Mr. WOODWARD. No, thank you.

Mrs. CHENOWETH. Thank you. Mr. Hill?

Mr. HILL. No, thank you, Madam Chairman


Mrs. CHENOWETH. Mr. Joslin.

Mr. JOSLIN. One thing that I would add is in connection with law enforcement national forest system, the area that I work in, we hold meetings daily—on a daily basis. Mr. Wasley has at least one member of his staff there are those meetings to keep us fully informed, and we, in turn, keep his folks fully informed of activities going in the national forest system so that we are coordinated in that fashion. And thank you for the opportunity to be here today.

Mrs. CHENOWETH. You're welcome. Mr. Wasley?

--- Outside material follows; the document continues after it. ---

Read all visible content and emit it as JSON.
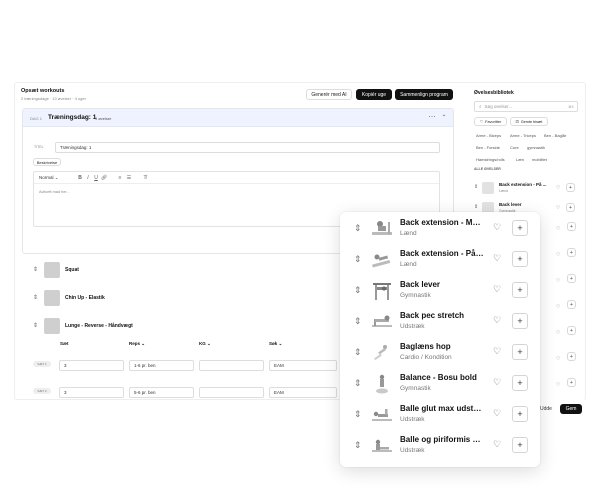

Mr. WASLEY. I would just like to comment on our, the officers' routes to the local community. I just had the good fortune to travel to Kentucky, where I worked with two law enforcement officers in the Forest Service who had spent in excess of 25 years in the very communities where they were born working for the law enforcement agency of the Forest Service. I gave an award earlier this year to a person, a law enforcement officer from California who had spent 31 years in the same community. All I'm doing is mphasizing the fact that we do have very close ties—local ties to local communities in the Forest Service.